It reminds parents they don't have to be perfect to do a really good job at parenting. It gives parents hope, because most insightful, conscientious parents are able to reflect on their own shortcomings as a parent. Sometimes it isn't until we become parents ourselves that we develop more compassion for our own parents, ourselves, and parents everywhere who not only are raising children, but also trying to support the financial needs of the family, balance work and family, meet multiple children's needs, and stay happily partnered. Parenting is a big job if it's done well.
Sometimes part way into living out the dream of having a family, loss occurs. There may be a death or a divorce which creates even more challenges: moving, financial stress, single parenting, more isolation, and even less support. The parenting needs to continue, and sometimes there is hardly time for a parent who is going through loss or crisis to catch their breath. Conversely, having children to rally and refocus for after a huge loss can be helpful and grounding. I am often supporting people in just this situation in my counseling practice, and try to help the person see their role in helping their children through a family crisis as a good choice for their attention, as opposed to dating again right away, or something else.
As a family therapist who has worked with children, teens, and families for more than 20 years, here are some of the traits I think good-enough parents need:
So the good news for parents is: you don't have to be perfect. You can be good-enough, and that's just fine.

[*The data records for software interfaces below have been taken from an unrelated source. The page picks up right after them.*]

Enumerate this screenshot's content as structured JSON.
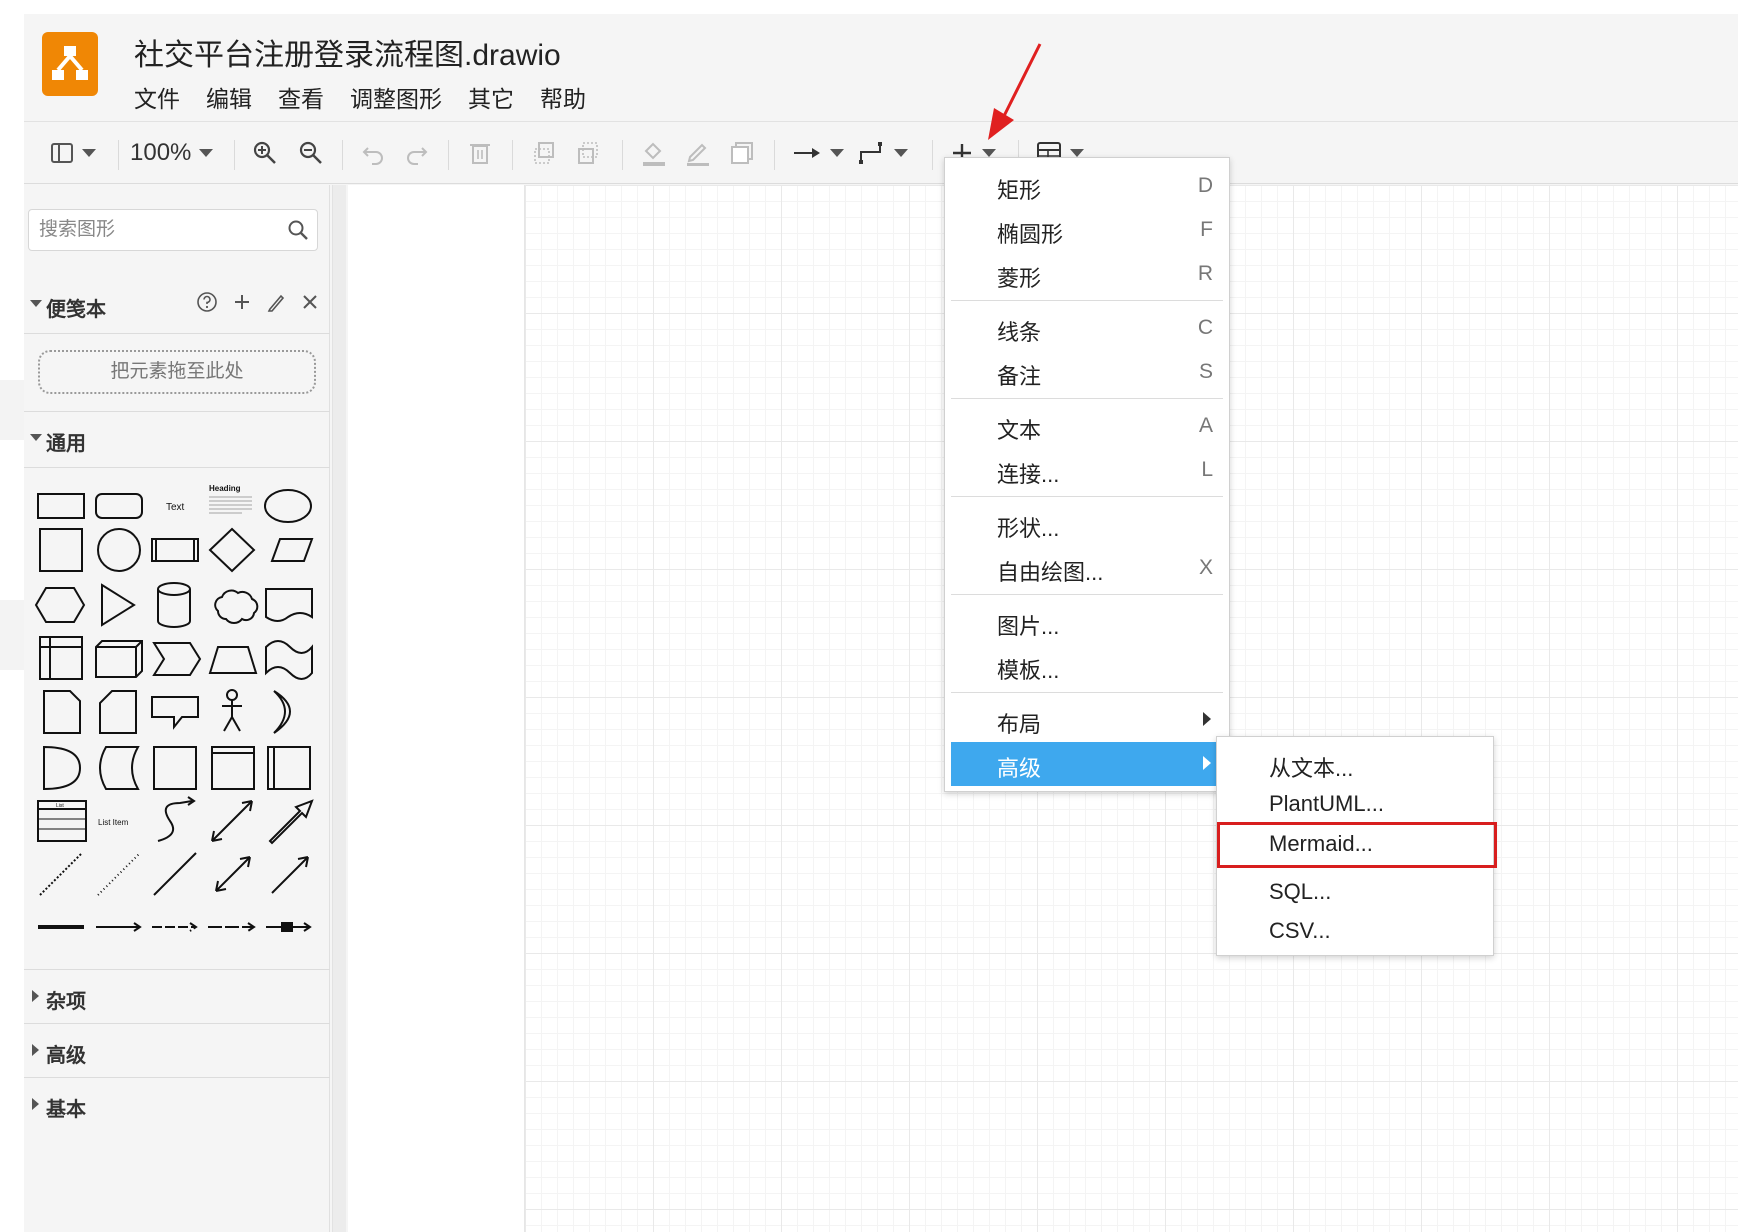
{
  "app": {
    "title": "社交平台注册登录流程图.drawio",
    "brand_color": "#f08705"
  },
  "menubar": [
    "文件",
    "编辑",
    "查看",
    "调整图形",
    "其它",
    "帮助"
  ],
  "toolbar": {
    "zoom": "100%"
  },
  "sidebar": {
    "search_placeholder": "搜索图形",
    "scratchpad": {
      "title": "便笺本",
      "dropzone": "把元素拖至此处"
    },
    "sections": {
      "general": "通用",
      "misc": "杂项",
      "advanced": "高级",
      "basic": "基本"
    },
    "shape_labels": {
      "text": "Text",
      "heading": "Heading",
      "list_item": "List Item",
      "list": "List"
    }
  },
  "insert_menu": {
    "items": [
      {
        "label": "矩形",
        "key": "D"
      },
      {
        "label": "椭圆形",
        "key": "F"
      },
      {
        "label": "菱形",
        "key": "R"
      },
      {
        "label": "线条",
        "key": "C"
      },
      {
        "label": "备注",
        "key": "S"
      },
      {
        "label": "文本",
        "key": "A"
      },
      {
        "label": "连接...",
        "key": "L"
      },
      {
        "label": "形状...",
        "key": ""
      },
      {
        "label": "自由绘图...",
        "key": "X"
      },
      {
        "label": "图片...",
        "key": ""
      },
      {
        "label": "模板...",
        "key": ""
      },
      {
        "label": "布局",
        "key": ""
      },
      {
        "label": "高级",
        "key": ""
      }
    ],
    "active_color": "#3ea8ee"
  },
  "advanced_submenu": {
    "items": [
      "从文本...",
      "PlantUML...",
      "Mermaid...",
      "SQL...",
      "CSV..."
    ],
    "highlighted": "Mermaid...",
    "highlight_color": "#d81e1e"
  }
}
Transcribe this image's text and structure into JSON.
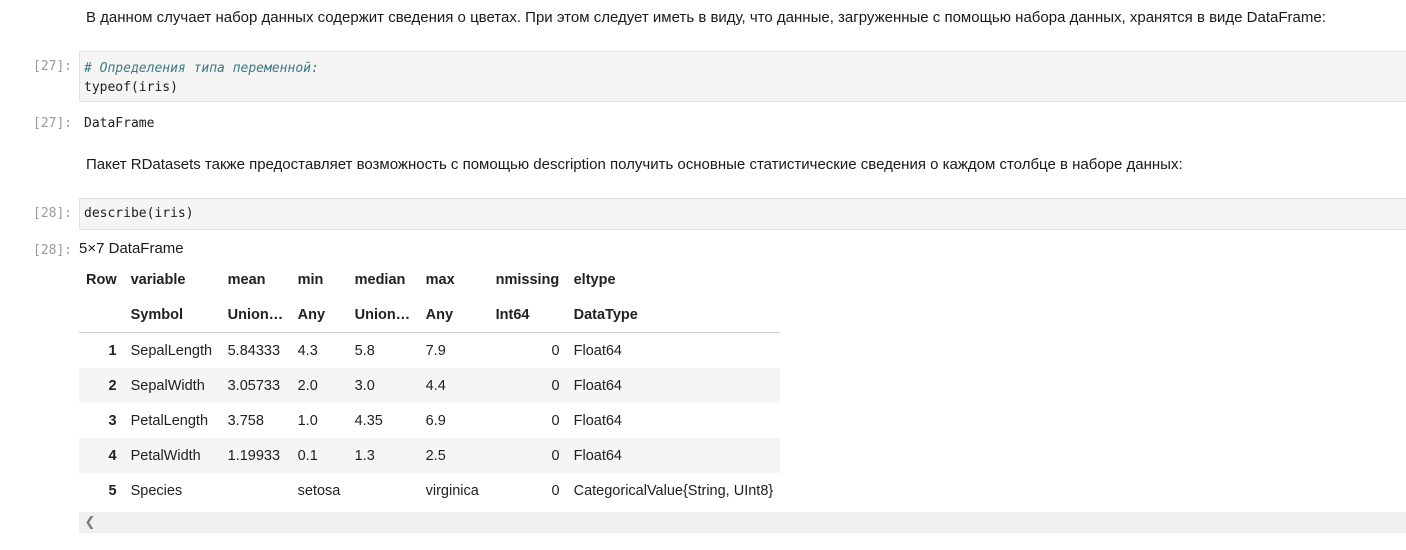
{
  "markdown1": "В данном случает набор данных содержит сведения о цветах. При этом следует иметь в виду, что данные, загруженные с помощью набора данных, хранятся в виде DataFrame:",
  "cell27": {
    "prompt_in": "[27]:",
    "comment": "# Определения типа переменной:",
    "code": "typeof(iris)",
    "prompt_out": "[27]:",
    "output": "DataFrame"
  },
  "markdown2": "Пакет RDatasets также предоставляет возможность с помощью description получить основные статистические сведения о каждом столбце в наборе данных:",
  "cell28": {
    "prompt_in": "[28]:",
    "code": "describe(iris)",
    "prompt_out": "[28]:",
    "caption": "5×7 DataFrame"
  },
  "table": {
    "headers": [
      "Row",
      "variable",
      "mean",
      "min",
      "median",
      "max",
      "nmissing",
      "eltype"
    ],
    "types": [
      "",
      "Symbol",
      "Union…",
      "Any",
      "Union…",
      "Any",
      "Int64",
      "DataType"
    ],
    "rows": [
      [
        "1",
        "SepalLength",
        "5.84333",
        "4.3",
        "5.8",
        "7.9",
        "0",
        "Float64"
      ],
      [
        "2",
        "SepalWidth",
        "3.05733",
        "2.0",
        "3.0",
        "4.4",
        "0",
        "Float64"
      ],
      [
        "3",
        "PetalLength",
        "3.758",
        "1.0",
        "4.35",
        "6.9",
        "0",
        "Float64"
      ],
      [
        "4",
        "PetalWidth",
        "1.19933",
        "0.1",
        "1.3",
        "2.5",
        "0",
        "Float64"
      ],
      [
        "5",
        "Species",
        "",
        "setosa",
        "",
        "virginica",
        "0",
        "CategoricalValue{String, UInt8}"
      ]
    ]
  },
  "scroll_left_icon": "chevron-left-icon"
}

As Bettelheim wrote, "not only is our love for our children sometimes twinged with annoyance, discouragement, and disappointment, the same is also true for the love our children feel for us." For everything to work, we don't have to be perfect as parents, and our children don't have to be perfect for us to love them either.